Give an exact copy of every entry.

Dataset entries
=====

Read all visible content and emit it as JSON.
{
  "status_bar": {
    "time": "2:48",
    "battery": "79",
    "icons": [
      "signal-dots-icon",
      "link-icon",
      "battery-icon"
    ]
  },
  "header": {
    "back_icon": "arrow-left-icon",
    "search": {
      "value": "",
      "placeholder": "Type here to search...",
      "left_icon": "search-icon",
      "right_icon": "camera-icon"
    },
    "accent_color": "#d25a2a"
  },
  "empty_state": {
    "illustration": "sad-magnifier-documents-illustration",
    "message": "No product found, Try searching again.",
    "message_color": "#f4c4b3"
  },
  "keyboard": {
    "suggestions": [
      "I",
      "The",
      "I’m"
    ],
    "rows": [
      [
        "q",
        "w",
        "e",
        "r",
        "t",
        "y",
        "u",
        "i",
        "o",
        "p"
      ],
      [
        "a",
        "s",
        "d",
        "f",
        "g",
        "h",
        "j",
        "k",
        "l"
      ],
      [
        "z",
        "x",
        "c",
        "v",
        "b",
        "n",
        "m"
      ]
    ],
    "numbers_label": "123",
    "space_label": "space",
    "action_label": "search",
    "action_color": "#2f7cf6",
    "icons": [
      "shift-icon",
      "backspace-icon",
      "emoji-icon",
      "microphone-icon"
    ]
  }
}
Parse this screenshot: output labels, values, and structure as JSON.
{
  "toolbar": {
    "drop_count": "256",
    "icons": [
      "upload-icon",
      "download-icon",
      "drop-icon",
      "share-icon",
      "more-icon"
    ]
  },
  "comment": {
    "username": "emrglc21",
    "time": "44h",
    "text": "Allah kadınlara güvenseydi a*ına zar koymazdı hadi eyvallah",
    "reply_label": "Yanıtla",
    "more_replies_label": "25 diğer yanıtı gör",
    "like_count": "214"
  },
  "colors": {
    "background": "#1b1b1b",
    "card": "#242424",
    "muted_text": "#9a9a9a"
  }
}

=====

• **Written answer**:
Read all visible content and emit it as JSON.
{
  "status_bar": {
    "time": "2:48",
    "battery": "79",
    "icons": [
      "signal-dots-icon",
      "link-icon",
      "battery-icon"
    ]
  },
  "header": {
    "back_icon": "arrow-left-icon",
    "search": {
      "value": "",
      "placeholder": "Type here to search...",
      "left_icon": "search-icon",
      "right_icon": "camera-icon"
    },
    "accent_color": "#d25a2a"
  },
  "empty_state": {
    "illustration": "sad-magnifier-documents-illustration",
    "message": "No product found, Try searching again.",
    "message_color": "#f4c4b3"
  },
  "keyboard": {
    "suggestions": [
      "I",
      "The",
      "I’m"
    ],
    "rows": [
      [
        "q",
        "w",
        "e",
        "r",
        "t",
        "y",
        "u",
        "i",
        "o",
        "p"
      ],
      [
        "a",
        "s",
        "d",
        "f",
        "g",
        "h",
        "j",
        "k",
        "l"
      ],
      [
        "z",
        "x",
        "c",
        "v",
        "b",
        "n",
        "m"
      ]
    ],
    "numbers_label": "123",
    "space_label": "space",
    "action_label": "search",
    "action_color": "#2f7cf6",
    "icons": [
      "shift-icon",
      "backspace-icon",
      "emoji-icon",
      "microphone-icon"
    ]
  }
}
Parse this screenshot: output labels, values, and structure as JSON.
{
  "toolbar": {
    "drop_count": "256",
    "icons": [
      "upload-icon",
      "download-icon",
      "drop-icon",
      "share-icon",
      "more-icon"
    ]
  },
  "comment": {
    "username": "emrglc21",
    "time": "44h",
    "text": "Allah kadınlara güvenseydi a*ına zar koymazdı hadi eyvallah",
    "reply_label": "Yanıtla",
    "more_replies_label": "25 diğer yanıtı gör",
    "like_count": "214"
  },
  "colors": {
    "background": "#1b1b1b",
    "card": "#242424",
    "muted_text": "#9a9a9a"
  }
}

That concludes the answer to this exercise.